[Stored records]
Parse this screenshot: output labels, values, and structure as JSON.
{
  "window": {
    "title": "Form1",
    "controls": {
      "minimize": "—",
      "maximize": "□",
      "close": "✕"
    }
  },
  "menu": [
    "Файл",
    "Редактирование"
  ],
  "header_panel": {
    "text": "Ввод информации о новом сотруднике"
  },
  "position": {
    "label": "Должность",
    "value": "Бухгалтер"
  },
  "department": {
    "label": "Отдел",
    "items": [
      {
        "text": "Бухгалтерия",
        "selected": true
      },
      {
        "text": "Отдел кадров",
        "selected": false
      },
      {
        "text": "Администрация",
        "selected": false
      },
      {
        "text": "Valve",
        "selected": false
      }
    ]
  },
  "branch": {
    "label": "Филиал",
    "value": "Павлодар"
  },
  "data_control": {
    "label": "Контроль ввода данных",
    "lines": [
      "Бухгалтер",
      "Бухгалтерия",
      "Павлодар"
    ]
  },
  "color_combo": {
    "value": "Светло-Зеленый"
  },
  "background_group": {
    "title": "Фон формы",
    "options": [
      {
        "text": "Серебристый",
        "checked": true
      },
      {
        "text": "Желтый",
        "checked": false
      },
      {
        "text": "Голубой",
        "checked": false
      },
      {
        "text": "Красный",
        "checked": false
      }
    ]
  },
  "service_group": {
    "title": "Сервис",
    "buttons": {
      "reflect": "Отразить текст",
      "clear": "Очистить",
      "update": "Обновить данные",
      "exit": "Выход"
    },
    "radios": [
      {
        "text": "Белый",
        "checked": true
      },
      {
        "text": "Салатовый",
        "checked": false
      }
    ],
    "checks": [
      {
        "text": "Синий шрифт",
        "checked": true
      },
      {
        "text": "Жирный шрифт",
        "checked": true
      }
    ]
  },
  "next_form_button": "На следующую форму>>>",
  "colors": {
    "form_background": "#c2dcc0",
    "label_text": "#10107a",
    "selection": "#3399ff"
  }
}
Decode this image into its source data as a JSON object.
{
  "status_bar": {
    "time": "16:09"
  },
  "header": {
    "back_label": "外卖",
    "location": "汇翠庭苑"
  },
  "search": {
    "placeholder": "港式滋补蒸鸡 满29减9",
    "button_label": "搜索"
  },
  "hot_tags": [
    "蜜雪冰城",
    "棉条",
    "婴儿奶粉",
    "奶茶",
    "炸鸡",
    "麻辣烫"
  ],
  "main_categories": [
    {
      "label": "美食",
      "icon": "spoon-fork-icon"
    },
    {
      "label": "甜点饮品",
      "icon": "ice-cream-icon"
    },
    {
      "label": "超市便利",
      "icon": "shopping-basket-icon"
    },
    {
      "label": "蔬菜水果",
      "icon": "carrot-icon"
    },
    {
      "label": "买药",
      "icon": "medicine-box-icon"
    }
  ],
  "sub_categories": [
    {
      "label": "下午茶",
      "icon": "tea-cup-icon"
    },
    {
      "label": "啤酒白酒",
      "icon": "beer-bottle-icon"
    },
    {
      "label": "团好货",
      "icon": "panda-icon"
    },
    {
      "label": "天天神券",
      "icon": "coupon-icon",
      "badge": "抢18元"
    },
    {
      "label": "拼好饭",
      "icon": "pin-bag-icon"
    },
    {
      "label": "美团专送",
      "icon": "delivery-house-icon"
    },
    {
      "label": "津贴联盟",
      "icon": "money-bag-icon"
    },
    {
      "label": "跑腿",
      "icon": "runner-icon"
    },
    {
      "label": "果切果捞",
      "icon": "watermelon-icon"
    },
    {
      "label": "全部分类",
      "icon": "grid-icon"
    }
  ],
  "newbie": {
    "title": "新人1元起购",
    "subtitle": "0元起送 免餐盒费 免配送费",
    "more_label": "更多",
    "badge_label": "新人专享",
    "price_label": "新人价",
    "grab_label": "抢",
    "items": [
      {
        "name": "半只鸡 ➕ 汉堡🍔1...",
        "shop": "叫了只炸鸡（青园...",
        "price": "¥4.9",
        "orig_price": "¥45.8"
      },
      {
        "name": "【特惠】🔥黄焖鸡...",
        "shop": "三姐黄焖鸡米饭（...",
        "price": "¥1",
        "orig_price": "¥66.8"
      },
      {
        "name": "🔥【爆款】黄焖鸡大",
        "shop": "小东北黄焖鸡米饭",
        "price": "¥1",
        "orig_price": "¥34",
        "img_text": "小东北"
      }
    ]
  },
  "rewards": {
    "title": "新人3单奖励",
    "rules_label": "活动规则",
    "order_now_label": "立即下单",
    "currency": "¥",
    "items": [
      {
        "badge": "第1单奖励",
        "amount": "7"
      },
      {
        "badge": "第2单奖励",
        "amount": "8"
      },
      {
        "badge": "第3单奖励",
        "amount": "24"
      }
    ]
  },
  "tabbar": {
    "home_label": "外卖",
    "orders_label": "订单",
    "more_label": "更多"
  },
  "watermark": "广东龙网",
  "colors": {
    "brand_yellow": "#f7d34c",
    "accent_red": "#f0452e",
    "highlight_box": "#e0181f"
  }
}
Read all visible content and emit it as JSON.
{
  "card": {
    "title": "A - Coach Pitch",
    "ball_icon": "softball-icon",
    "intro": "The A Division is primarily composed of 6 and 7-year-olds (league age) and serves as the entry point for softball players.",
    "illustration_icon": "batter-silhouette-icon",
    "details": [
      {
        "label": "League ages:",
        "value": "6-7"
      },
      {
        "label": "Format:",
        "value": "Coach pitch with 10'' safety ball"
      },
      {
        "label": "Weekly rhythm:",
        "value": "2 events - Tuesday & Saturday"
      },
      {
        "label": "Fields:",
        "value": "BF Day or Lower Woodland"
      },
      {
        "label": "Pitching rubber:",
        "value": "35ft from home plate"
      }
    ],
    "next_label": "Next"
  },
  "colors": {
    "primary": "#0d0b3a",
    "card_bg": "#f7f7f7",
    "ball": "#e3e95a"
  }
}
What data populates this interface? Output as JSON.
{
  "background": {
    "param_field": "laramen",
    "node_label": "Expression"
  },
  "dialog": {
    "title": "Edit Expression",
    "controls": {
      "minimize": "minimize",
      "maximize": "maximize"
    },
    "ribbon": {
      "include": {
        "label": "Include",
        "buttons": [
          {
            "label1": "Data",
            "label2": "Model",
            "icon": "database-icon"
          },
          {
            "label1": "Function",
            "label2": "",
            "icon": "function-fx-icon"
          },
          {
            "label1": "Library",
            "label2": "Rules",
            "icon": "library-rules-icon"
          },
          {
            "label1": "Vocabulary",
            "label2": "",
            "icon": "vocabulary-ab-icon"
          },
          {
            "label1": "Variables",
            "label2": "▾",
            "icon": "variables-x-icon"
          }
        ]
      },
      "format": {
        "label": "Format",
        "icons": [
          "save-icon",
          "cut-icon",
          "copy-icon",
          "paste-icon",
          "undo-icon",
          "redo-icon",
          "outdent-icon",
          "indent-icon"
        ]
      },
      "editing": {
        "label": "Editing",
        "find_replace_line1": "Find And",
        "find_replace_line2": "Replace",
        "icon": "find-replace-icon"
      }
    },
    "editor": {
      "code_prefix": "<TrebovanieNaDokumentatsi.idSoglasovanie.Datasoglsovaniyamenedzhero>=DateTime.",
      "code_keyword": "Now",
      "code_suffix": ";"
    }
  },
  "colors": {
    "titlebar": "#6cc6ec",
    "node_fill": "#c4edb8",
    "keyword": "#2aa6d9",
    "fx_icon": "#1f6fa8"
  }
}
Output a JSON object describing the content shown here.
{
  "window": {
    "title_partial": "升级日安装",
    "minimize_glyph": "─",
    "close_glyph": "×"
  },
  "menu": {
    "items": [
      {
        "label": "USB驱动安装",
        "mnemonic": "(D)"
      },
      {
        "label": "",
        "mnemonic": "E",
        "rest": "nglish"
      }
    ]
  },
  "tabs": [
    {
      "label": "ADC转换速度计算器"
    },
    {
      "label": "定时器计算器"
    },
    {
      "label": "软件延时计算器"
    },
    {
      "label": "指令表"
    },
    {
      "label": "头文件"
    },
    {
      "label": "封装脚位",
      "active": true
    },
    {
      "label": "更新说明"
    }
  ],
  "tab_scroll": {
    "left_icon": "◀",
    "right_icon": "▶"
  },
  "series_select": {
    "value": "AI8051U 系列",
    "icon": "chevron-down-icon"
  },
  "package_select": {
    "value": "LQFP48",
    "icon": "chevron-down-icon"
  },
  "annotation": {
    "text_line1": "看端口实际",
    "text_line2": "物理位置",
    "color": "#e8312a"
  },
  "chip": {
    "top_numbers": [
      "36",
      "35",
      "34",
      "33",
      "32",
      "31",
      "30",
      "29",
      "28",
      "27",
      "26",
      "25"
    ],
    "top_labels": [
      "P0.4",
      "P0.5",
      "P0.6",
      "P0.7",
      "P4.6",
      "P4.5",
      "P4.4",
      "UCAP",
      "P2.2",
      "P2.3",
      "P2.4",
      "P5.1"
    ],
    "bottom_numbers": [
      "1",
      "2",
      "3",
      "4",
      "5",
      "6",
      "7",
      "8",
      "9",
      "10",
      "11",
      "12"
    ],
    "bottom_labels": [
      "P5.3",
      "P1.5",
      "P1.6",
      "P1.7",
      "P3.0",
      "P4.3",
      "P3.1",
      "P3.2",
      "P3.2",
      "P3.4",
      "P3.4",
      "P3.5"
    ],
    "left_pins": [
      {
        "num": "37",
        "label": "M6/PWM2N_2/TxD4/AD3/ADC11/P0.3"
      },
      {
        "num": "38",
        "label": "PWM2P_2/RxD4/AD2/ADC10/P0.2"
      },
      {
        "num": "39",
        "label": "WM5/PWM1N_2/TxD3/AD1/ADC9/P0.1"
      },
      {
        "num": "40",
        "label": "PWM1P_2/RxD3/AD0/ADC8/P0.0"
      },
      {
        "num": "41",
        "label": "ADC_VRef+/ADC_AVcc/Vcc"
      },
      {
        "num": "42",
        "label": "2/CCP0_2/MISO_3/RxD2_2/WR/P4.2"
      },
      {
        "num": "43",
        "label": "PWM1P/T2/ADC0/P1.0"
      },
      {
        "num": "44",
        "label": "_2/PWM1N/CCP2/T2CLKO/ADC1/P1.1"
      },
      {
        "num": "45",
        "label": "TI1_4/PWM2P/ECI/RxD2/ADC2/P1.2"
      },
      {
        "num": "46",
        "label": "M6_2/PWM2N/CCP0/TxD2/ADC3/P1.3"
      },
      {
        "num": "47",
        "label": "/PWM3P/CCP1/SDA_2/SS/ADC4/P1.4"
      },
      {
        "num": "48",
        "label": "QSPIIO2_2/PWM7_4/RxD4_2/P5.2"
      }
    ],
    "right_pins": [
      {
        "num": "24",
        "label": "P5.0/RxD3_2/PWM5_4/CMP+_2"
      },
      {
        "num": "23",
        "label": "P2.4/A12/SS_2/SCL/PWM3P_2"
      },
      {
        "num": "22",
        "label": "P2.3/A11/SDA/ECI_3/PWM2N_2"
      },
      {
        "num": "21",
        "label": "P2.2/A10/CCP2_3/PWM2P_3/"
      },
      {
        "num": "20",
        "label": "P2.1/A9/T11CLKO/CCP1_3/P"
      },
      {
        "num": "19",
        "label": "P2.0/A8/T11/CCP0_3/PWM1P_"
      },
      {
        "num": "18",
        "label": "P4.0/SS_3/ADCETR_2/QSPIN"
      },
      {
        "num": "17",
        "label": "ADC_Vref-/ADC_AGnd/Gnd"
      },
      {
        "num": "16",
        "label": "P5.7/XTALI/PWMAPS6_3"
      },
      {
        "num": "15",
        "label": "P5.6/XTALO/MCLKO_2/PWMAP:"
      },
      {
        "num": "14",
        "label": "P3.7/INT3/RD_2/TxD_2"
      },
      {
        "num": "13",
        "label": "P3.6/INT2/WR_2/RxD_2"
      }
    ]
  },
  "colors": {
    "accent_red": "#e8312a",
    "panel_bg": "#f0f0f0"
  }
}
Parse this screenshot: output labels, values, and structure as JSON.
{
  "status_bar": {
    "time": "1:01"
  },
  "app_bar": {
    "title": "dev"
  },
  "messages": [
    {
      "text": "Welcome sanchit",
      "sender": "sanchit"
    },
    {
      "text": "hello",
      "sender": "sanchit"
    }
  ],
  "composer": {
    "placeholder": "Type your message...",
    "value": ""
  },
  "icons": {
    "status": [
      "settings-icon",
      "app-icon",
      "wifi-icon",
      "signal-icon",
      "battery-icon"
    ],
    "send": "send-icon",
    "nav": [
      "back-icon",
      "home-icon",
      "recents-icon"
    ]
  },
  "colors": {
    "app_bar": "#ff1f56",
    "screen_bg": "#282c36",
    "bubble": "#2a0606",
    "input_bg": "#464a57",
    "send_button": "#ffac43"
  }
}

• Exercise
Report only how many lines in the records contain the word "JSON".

• Result
6